** EXERCISE MATERIAL follows **
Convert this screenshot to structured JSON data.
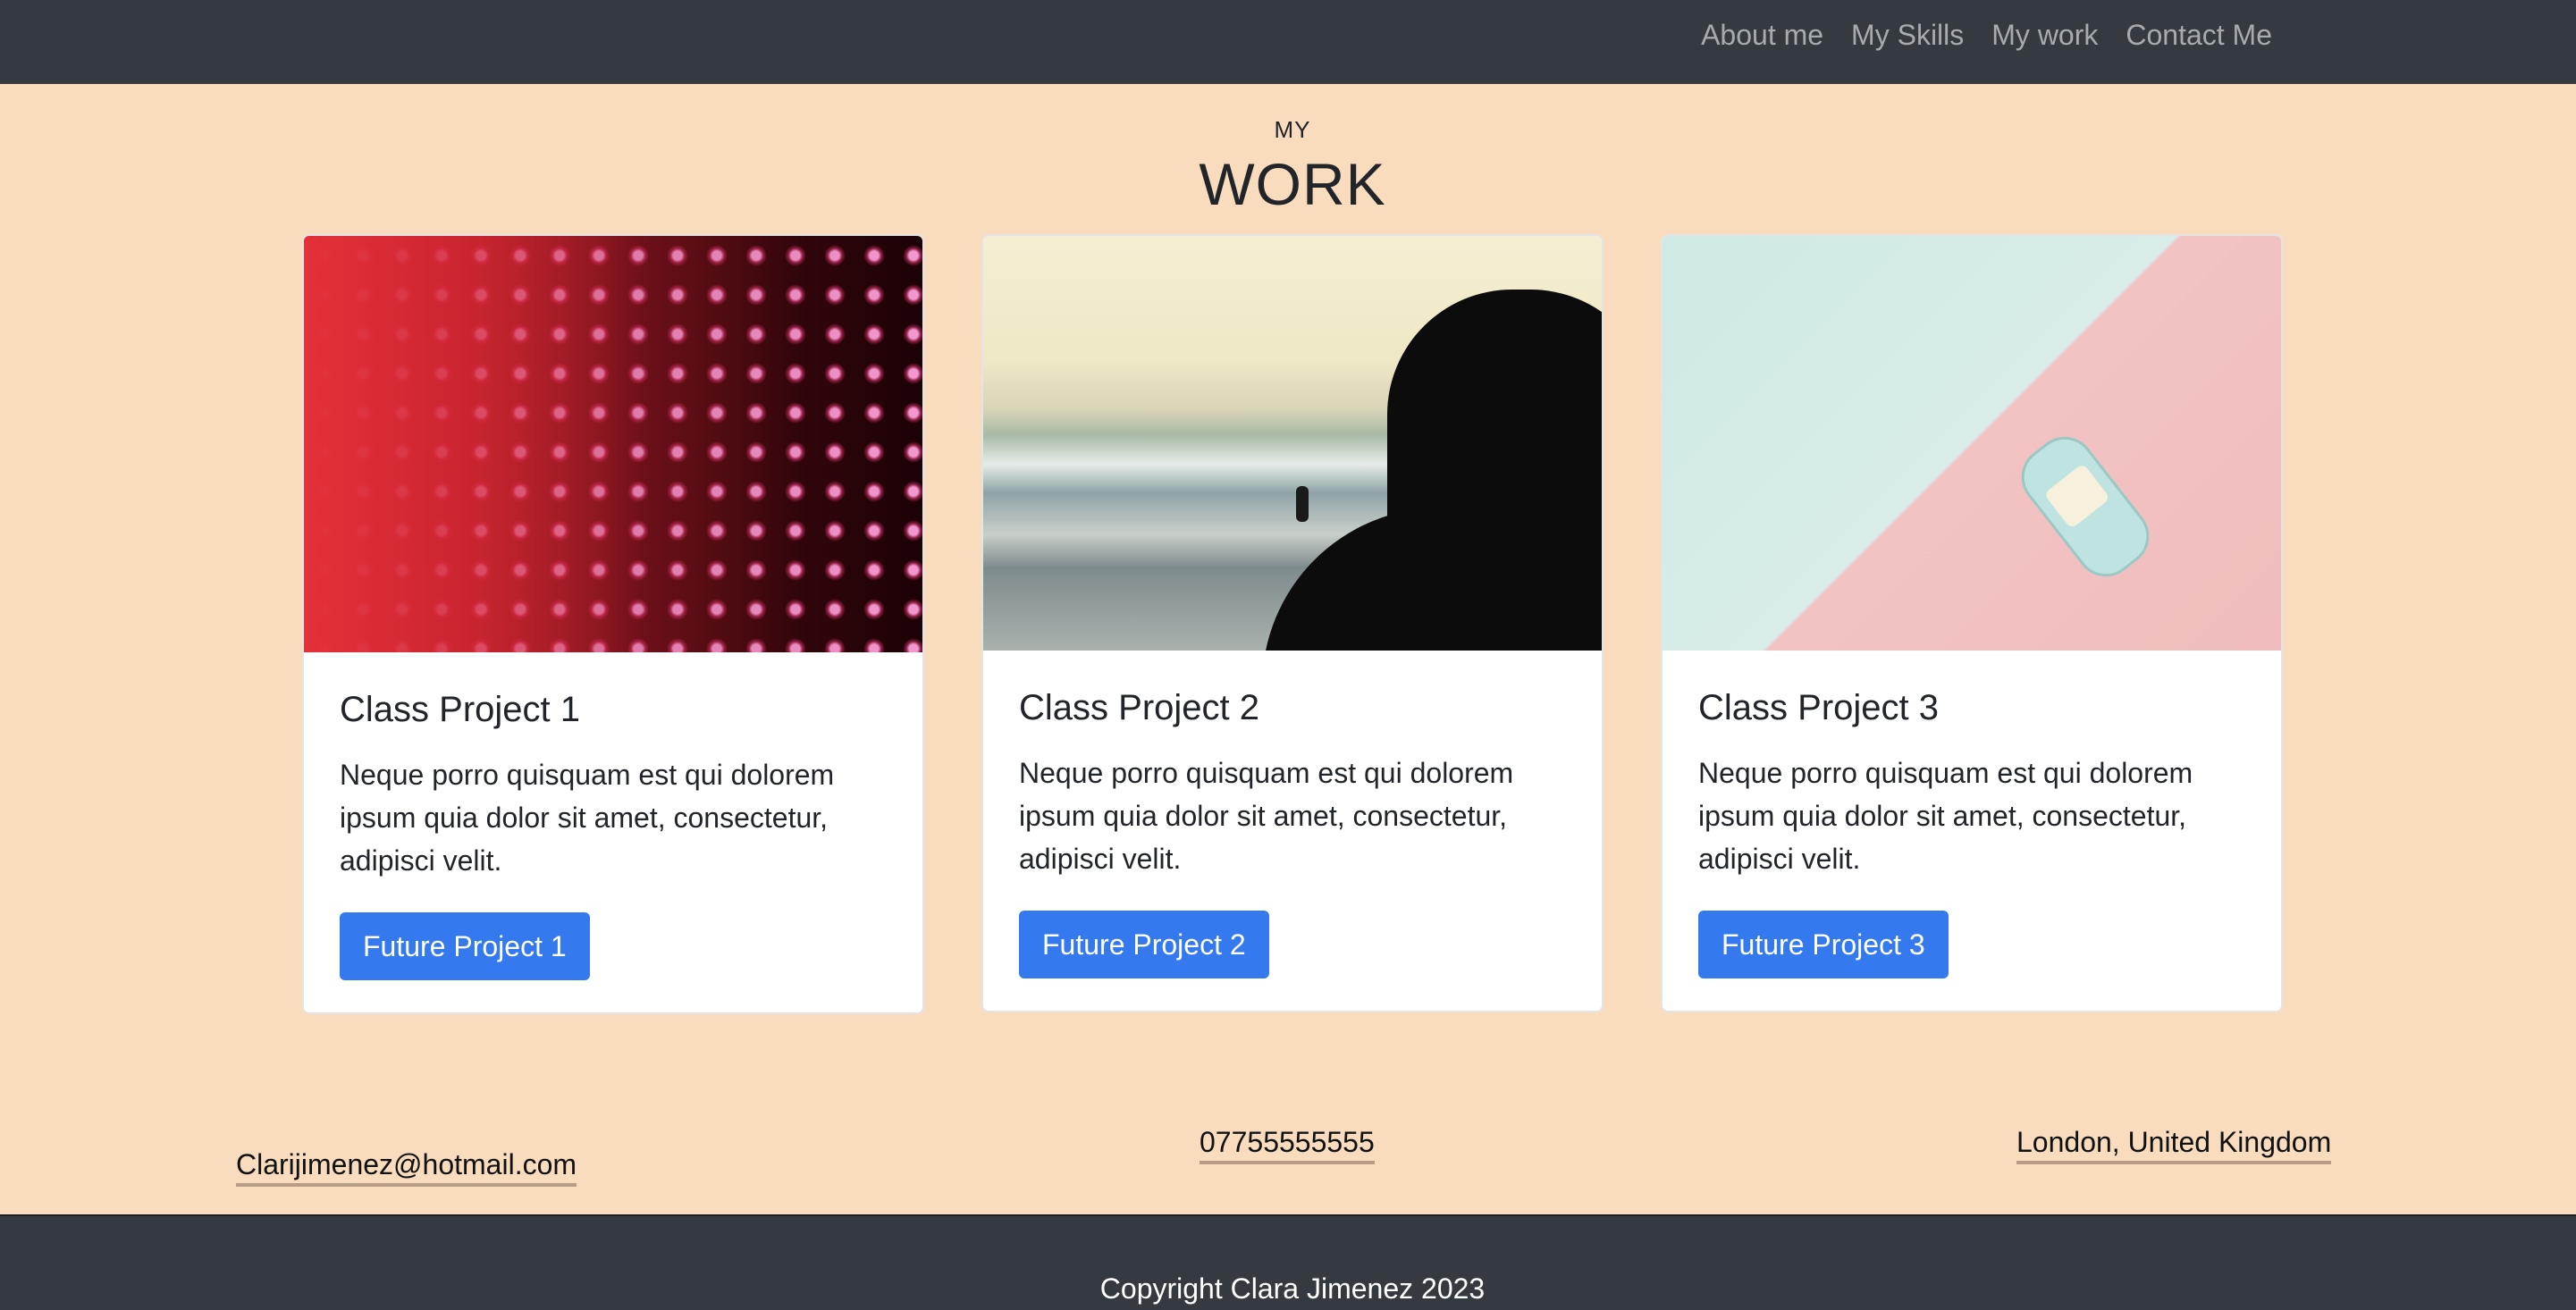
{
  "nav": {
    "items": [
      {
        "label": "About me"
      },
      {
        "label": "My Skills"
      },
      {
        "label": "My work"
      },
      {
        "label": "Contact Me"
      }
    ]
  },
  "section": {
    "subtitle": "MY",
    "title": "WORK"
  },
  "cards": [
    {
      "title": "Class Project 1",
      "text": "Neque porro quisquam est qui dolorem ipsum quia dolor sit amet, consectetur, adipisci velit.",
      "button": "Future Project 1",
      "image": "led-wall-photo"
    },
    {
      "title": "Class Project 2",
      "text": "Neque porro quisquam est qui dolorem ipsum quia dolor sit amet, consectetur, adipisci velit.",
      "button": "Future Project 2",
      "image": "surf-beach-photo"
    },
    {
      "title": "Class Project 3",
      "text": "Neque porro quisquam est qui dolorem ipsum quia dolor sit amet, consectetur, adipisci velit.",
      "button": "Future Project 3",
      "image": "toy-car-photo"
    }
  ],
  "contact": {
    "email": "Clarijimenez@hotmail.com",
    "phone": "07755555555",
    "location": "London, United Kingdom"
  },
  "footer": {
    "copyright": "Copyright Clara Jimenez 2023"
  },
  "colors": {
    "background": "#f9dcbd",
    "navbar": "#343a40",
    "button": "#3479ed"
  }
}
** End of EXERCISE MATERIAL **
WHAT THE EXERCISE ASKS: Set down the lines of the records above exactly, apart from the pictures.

RESPONSE TO THIS TASK:
Convert this screenshot to structured JSON data.
{
  "nav": {
    "items": [
      {
        "label": "About me"
      },
      {
        "label": "My Skills"
      },
      {
        "label": "My work"
      },
      {
        "label": "Contact Me"
      }
    ]
  },
  "section": {
    "subtitle": "MY",
    "title": "WORK"
  },
  "cards": [
    {
      "title": "Class Project 1",
      "text": "Neque porro quisquam est qui dolorem ipsum quia dolor sit amet, consectetur, adipisci velit.",
      "button": "Future Project 1",
      "image": "led-wall-photo"
    },
    {
      "title": "Class Project 2",
      "text": "Neque porro quisquam est qui dolorem ipsum quia dolor sit amet, consectetur, adipisci velit.",
      "button": "Future Project 2",
      "image": "surf-beach-photo"
    },
    {
      "title": "Class Project 3",
      "text": "Neque porro quisquam est qui dolorem ipsum quia dolor sit amet, consectetur, adipisci velit.",
      "button": "Future Project 3",
      "image": "toy-car-photo"
    }
  ],
  "contact": {
    "email": "Clarijimenez@hotmail.com",
    "phone": "07755555555",
    "location": "London, United Kingdom"
  },
  "footer": {
    "copyright": "Copyright Clara Jimenez 2023"
  },
  "colors": {
    "background": "#f9dcbd",
    "navbar": "#343a40",
    "button": "#3479ed"
  }
}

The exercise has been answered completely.